As part of our Made in Munster series, we are talking to local firms devoted to helping individuals and families make the best of their finances, writes Gráinne McGuinness.
I asked Carol Brick, managing director of financial advisers HerMoney, to suggest three things households could do over the next three months that would put them in a better position going into 2020.
Carol believes careful financial planning is a hugely important component of family life: “It is key to achieving financial freedom and peace of mind,” she said. “As a parent myself, I completely understand how difficult it is to see past the day to day running of a busy household, as well as work outside the home too.
“That said, too many families are failing to plan for the future in terms of saving, whether it’s for short term emergencies or saving for children’s third level education costs.
She suggests the first step should be a household expenditure review.
“As Charles Jaffe’s famous old saying goes ‘It’s not your salary that makes you rich, it’s your spendinghabits’,” she says.
“With this in mind my advice is to kickstart your “2020 financial reboot” by conducting a rigorous review of your spending habits.
“Couples need to print out bank statements for a typical month (not December), then sit down to examine the various outgoings over the month and look at ways to make any possible savings.”
Some of the questions you need to ask yourself are as follows:
Stage two is to build a household savings buffer:
“Before you start saving for your ‘wants’, the priority should be on a savings fund to cover any unexpected expenses or emergencies,” Ms Brick says.
“This should ideally be at least four times your joint monthly net salary. A straightforward deposit (savings) account is the best option for this type of fund.
“After you have covered this emergency fund, then you need to look at larger items you may need in the next five years — for example, changing the car, house renovations, etc. These savings need to also be saved into a deposit account.
“Next, longer-term savings goals can be established. Examples could be saving to help your children go through third level education in 10 years’ time or saving to ensure you have a comfortable retirement.
Her third step is not about your own earnings or outgoings but rather checking your household entitlements:
“We find that families frequently do not take the time to ensure they are claiming and benefiting from the correct tax reliefs and credits as well as any social welfare benefits and allowances they may be entitled to. For example, women returning from maternity leave should ensure their tax credits are increased to reflect the fact they are no longer in receipt of maternity benefit.
“Also, ensure to take the time each year to claim back tax relief on medical and relevant dental expenses for the previous year.

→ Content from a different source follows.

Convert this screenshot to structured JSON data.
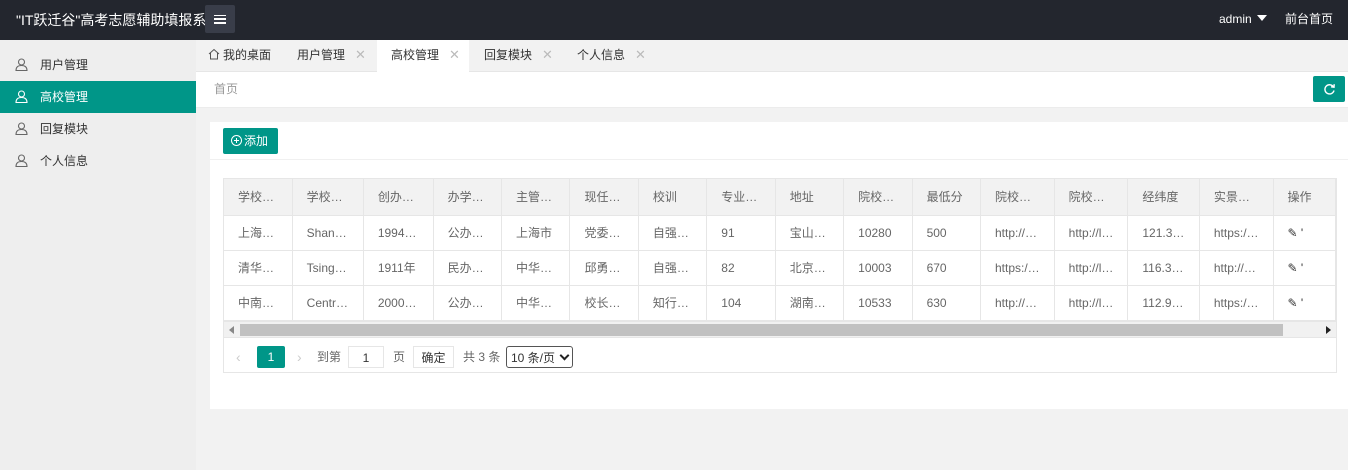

These can soon add up and it is simple to do via the ‘myAccount’ section of the Revenue Website or in your annual tax return if applicable.”
The English Market has long been one of the jewels in Munster’s food crown. Now a shop dedicated to organic, local and seasonal produce — packaged entirely without plastic — makes the market even more of a draw for sustainable shoppers.
Virginia O’Gara, owner of My Goodness and long-time market seller, explained the reason for opening the shop: “I realised that a lot of my friends who were farmers were going home with loads of vegetables that they had spent all season growing,” she says.
“There is only a four-hour window to trade well at a farmers’ markets, and not everyone can make it out, so we thought, wouldn’t it be great if we could enjoy the seasonality of what I get to see all the time at the farmers’ markets, and provide that in the city centre?
"We wanted to find a way that we could help them out and provide whatever they had in excess to the people of Cork through the stall.”
Visit My Goodness in the English market, or go to: www.mygoodnessfood.com.